Activity: Give only the number of lines in the records that contain the word "solid".
--- Provided records Enclosed Below ---
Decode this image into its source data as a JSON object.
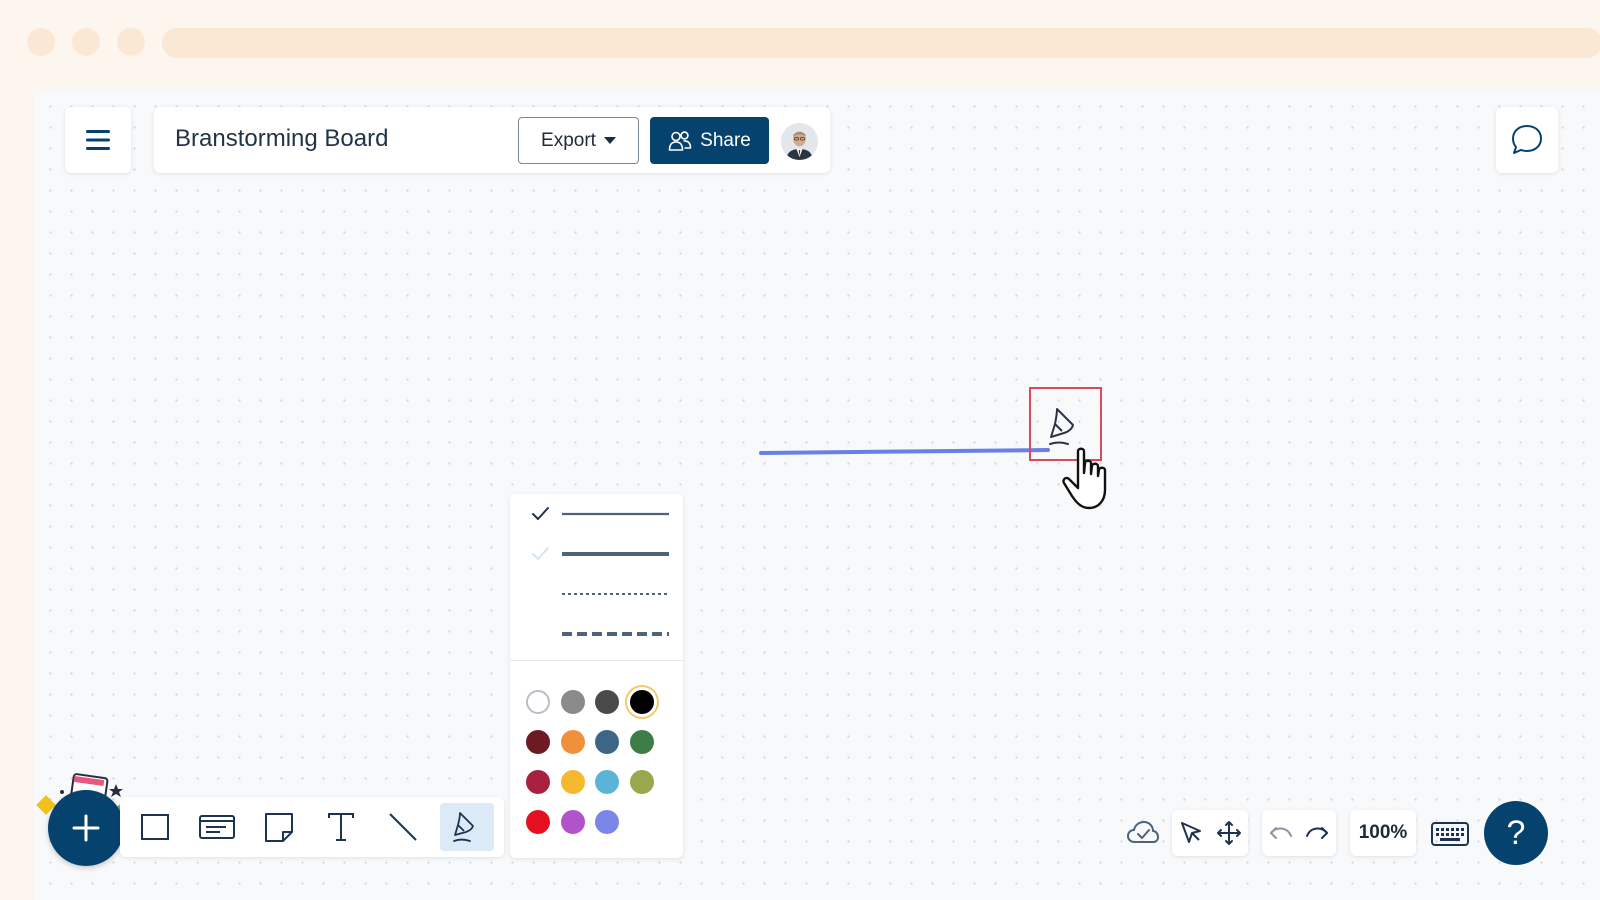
{
  "header": {
    "board_title": "Branstorming Board",
    "export_label": "Export",
    "share_label": "Share"
  },
  "status": {
    "zoom_level": "100%"
  },
  "help": {
    "label": "?"
  },
  "colors": {
    "accent": "#06426e",
    "stroke": "#6b7ee8",
    "highlight": "#d94a5f",
    "active_tool_bg": "#dceaf7"
  },
  "line_styles": [
    "thin-solid",
    "thick-solid",
    "dotted",
    "dashed"
  ],
  "selected_line_style": "thin-solid",
  "palette": [
    [
      "#ffffff",
      "#8a8a8a",
      "#4a4a4a",
      "#000000"
    ],
    [
      "#6e1a22",
      "#f0913a",
      "#3d6585",
      "#3f7d46"
    ],
    [
      "#a8223f",
      "#f4b92e",
      "#5bb4d8",
      "#98a84e"
    ],
    [
      "#e5101f",
      "#b253c9",
      "#7b87e8"
    ]
  ],
  "selected_color": "#000000",
  "tools": [
    "add-icon",
    "rectangle-icon",
    "card-icon",
    "sticky-note-icon",
    "text-icon",
    "line-icon",
    "pen-icon"
  ],
  "active_tool": "pen-icon"
}
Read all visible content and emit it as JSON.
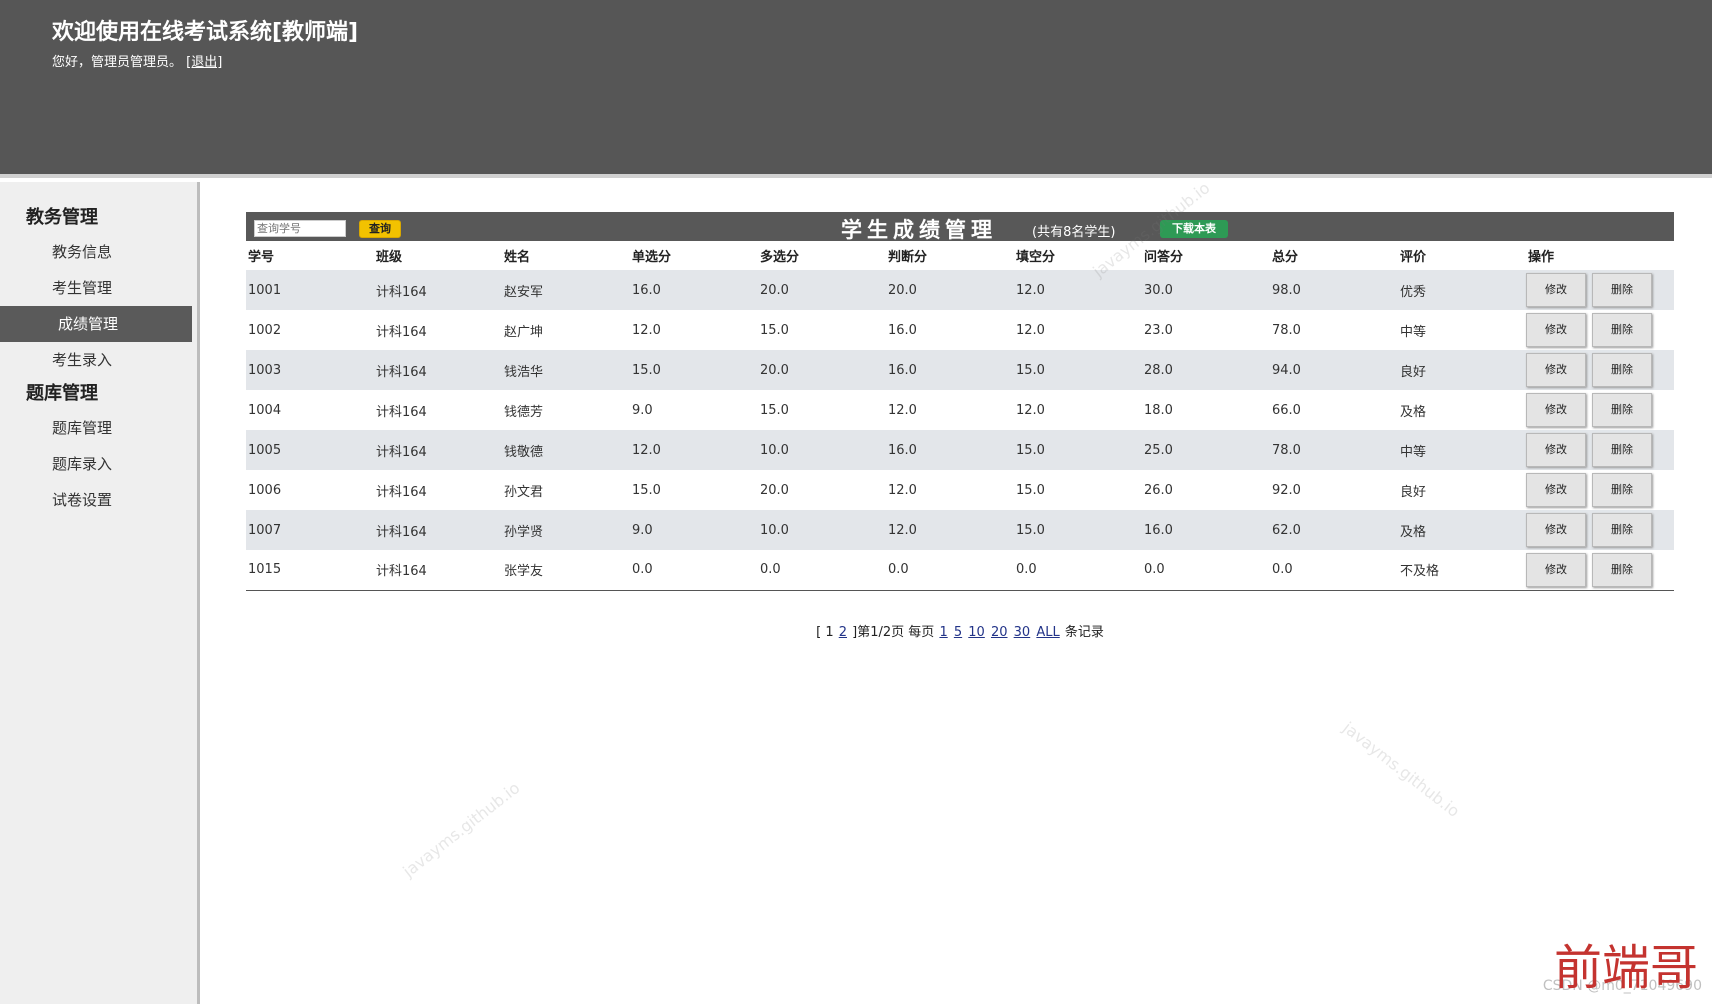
{
  "header": {
    "title": "欢迎使用在线考试系统[教师端]",
    "greeting": "您好，管理员管理员。",
    "logout": "[退出]"
  },
  "sidebar": {
    "groups": [
      {
        "label": "教务管理",
        "items": [
          "教务信息",
          "考生管理",
          "成绩管理",
          "考生录入"
        ]
      },
      {
        "label": "题库管理",
        "items": [
          "题库管理",
          "题库录入",
          "试卷设置"
        ]
      }
    ],
    "active": "成绩管理"
  },
  "toolbar": {
    "search_placeholder": "查询学号",
    "search_button": "查询",
    "heading": "学生成绩管理",
    "count": "(共有8名学生)",
    "download_button": "下载本表"
  },
  "table": {
    "columns": [
      "学号",
      "班级",
      "姓名",
      "单选分",
      "多选分",
      "判断分",
      "填空分",
      "问答分",
      "总分",
      "评价",
      "操作"
    ],
    "rows": [
      [
        "1001",
        "计科164",
        "赵安军",
        "16.0",
        "20.0",
        "20.0",
        "12.0",
        "30.0",
        "98.0",
        "优秀"
      ],
      [
        "1002",
        "计科164",
        "赵广坤",
        "12.0",
        "15.0",
        "16.0",
        "12.0",
        "23.0",
        "78.0",
        "中等"
      ],
      [
        "1003",
        "计科164",
        "钱浩华",
        "15.0",
        "20.0",
        "16.0",
        "15.0",
        "28.0",
        "94.0",
        "良好"
      ],
      [
        "1004",
        "计科164",
        "钱德芳",
        "9.0",
        "15.0",
        "12.0",
        "12.0",
        "18.0",
        "66.0",
        "及格"
      ],
      [
        "1005",
        "计科164",
        "钱敬德",
        "12.0",
        "10.0",
        "16.0",
        "15.0",
        "25.0",
        "78.0",
        "中等"
      ],
      [
        "1006",
        "计科164",
        "孙文君",
        "15.0",
        "20.0",
        "12.0",
        "15.0",
        "26.0",
        "92.0",
        "良好"
      ],
      [
        "1007",
        "计科164",
        "孙学贤",
        "9.0",
        "10.0",
        "12.0",
        "15.0",
        "16.0",
        "62.0",
        "及格"
      ],
      [
        "1015",
        "计科164",
        "张学友",
        "0.0",
        "0.0",
        "0.0",
        "0.0",
        "0.0",
        "0.0",
        "不及格"
      ]
    ],
    "edit_label": "修改",
    "delete_label": "删除"
  },
  "pager": {
    "prefix": "[ 1",
    "page2": "2",
    "middle": "]第1/2页 每页",
    "sizes": [
      "1",
      "5",
      "10",
      "20",
      "30",
      "ALL"
    ],
    "suffix": "条记录"
  },
  "watermark": "javayms.github.io",
  "brand": "前端哥",
  "credit": "CSDN @m0_71049690"
}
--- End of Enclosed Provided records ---
Exercise response: 3